Goodbye Bitcoin Community.

 

Bitcoin excites me. The way I see it: Bitcoin is the first ever way of transferring value on the web that is native to the internet. Other online money services like PayPal, or Google Wallet, are third parties whom you borrow credit from and they will eventually settle your payments in the old, slow, non-internet system. Bitcoin, by comparison, is money that’s already in the web and your transaction is settled by you when you make a purchase. Wow. Not only that, but this money is open source, border-less, pseudonymous, and distributed… just like the internet itself. While bitcoin excites me, its proponents do not.

Some in the bitcoin community are a bit turn off, more so than other early adopter communities. Now, I understand that new technologies have to get a core userbase of sometimes extravagant and sometimes unsavory people to get the project ready to cross the chasm and achieve mass adoption. I get it, really I do. I’ve been an early adopter on so many new technologies. I’ve been using Linux since university over a decade ago and I was able to work with the neckbeards and held my nose at LUG’s before Linux started to run AWS and Android. I was using Git for years before my company, my favorite FOSS projects, and any of my private clients switched to it, then I taught bunches of new users about git. I’ve been driving an electric car for years and am used to fighting for timeslots around car-chargers with other long-haired hippies. I’ve been dealing with the early adopter crowd for a long time. Early adopter communities can be rough.Trust me, I get it. But holy hell is the bitcoin community a piece of work. Let me tell you how.

Early adopters must be idealists in order to put up with the shortcomings of a new technology: people who can tell themselves “it suck now, but I’ll use to to create a better future”. I’m an idealist too, so I can relate to early adopter communities. The early adopters of the bitcoin community have a very peculiar idealism though. Bitcoin’s early adopters sometimes believe that a systemic banking collapse is imminent and that this digital gold will be the only unit of value to survive. Bitcoins early adopters sometimes revile the centralization which comes with corporate services as being some kind of evil force that must be raged against viciously. Bitcoins early adopters include people with religious beliefs that bitcoins must never be spent but only be “hodled”. Bitcoins early adopters sometimes have a fixation about price, where most every piece of news gets filtered through the lens of market movement. Bitcoins early adopters are sometimes so ridiculous in their “to the moon” mentality that they are easy fodder for trolls (and outright bullies) who publicly congregate in a forum called buttcoin. Bitcoin early adopters are much much much more unhinged than other early adopter communities I’ve seen before. This leads me to worry about the future of the technology. But wait there’s more.

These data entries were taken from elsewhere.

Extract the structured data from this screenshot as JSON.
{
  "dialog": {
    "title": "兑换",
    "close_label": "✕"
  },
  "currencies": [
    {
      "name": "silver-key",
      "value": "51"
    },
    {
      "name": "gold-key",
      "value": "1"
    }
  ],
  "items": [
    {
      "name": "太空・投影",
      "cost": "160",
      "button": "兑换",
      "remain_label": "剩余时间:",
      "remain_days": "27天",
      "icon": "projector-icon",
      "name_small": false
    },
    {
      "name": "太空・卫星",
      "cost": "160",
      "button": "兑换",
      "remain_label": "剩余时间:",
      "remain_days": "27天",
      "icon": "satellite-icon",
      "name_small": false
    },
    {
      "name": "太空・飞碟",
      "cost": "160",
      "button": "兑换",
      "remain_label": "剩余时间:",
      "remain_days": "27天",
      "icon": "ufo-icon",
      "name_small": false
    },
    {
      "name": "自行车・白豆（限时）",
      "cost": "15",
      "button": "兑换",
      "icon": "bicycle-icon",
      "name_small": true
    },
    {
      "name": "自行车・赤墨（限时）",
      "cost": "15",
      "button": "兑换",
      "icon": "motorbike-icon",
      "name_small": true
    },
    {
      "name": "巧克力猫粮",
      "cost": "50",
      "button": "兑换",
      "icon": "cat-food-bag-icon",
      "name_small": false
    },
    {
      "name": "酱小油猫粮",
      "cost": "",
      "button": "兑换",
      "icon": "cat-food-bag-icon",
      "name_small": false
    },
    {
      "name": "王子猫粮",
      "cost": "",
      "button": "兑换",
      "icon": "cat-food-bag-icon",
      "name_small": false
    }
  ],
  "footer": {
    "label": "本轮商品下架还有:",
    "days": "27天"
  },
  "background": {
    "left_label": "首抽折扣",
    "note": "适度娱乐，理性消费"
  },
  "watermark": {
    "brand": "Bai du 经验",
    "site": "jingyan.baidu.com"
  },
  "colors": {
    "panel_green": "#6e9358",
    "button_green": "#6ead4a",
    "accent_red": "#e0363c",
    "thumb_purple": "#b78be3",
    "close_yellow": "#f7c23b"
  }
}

A toxic community is not such a bad thing in and of itself. A community that self-immolates is another matter. Some bitcoiners try to silence those whose ideological view of bitcoin is different from theirs. This is blasted as “censorship”. For example, there’s a technical debate about ways to scale bitcoin and the number of proposed solutions explored is still small. But already some people are entrenched in one way or another so they try to remove proponents of one method from the conversation, or remove one company from a listing because that company agrees with one method not another. Even though that company (coinbase) is fricken awesome. Another example is companies like FoldApp and Purse.io which are on the edge of opening up something awesome. They’re growing towards online exchanges where you can buy goods at a discount through an intermediary (something which is only enabled through an internet-native currency) but frequently the community response to the mere mention of their early efforts is cries and wails of fraud and money laundry. Apparently the only proper way to use Bitcoin is to spend it on drugs on the dark web, or something. These, and more, are self-destructive habits of the community that repeat themselves ad nauseam.

If the way that you think about a new technology is influenced by the petty anti-patterns I described above then you may not realize the full potential of the thing that you’re trying to explore. As you can tell: I love bitcoin and I think it’s the coolest thing since gold. I want to dive deeper into bitcoin and I want to bring new people into bitcoin and explore the ways in which the onboarding experience is being improved. But in order to do that I will stay far away from the bitcoin community. Furthermore, I will keep any people whom I introduce to bitcoin as far away from the community. It’s been fun everybody. But this is goodbye.

Merry Christmas and a Happy New Year

 

Merry Christmas,

I wish all the best for you and your loved ones this holiday season, and that your hopes and dreams come true in the new year. May I ask, what is your new years resolution?

Last year I made a resolution to better stay in touch with good friends. It’s been so much fun catching up with long lost schoolmates,fraternity brothers, coworkers, and buddies. I’m gonna try to keep it up. I found that the biggest obstacle to deep connections is the shallow connections one has on Facebook, or on forums like Reddit. It’s an obstacle to other kinds of happiness in life too. So this year my new years resolution is to wean myself off of a kind of internet addiction that keeps me chasing the next update, next meme, etc. Instead of surface-level stuff I hope to get lots more depth through conversations (chat or phone), books, and reflection, in the new year.

What’s your new years resolution?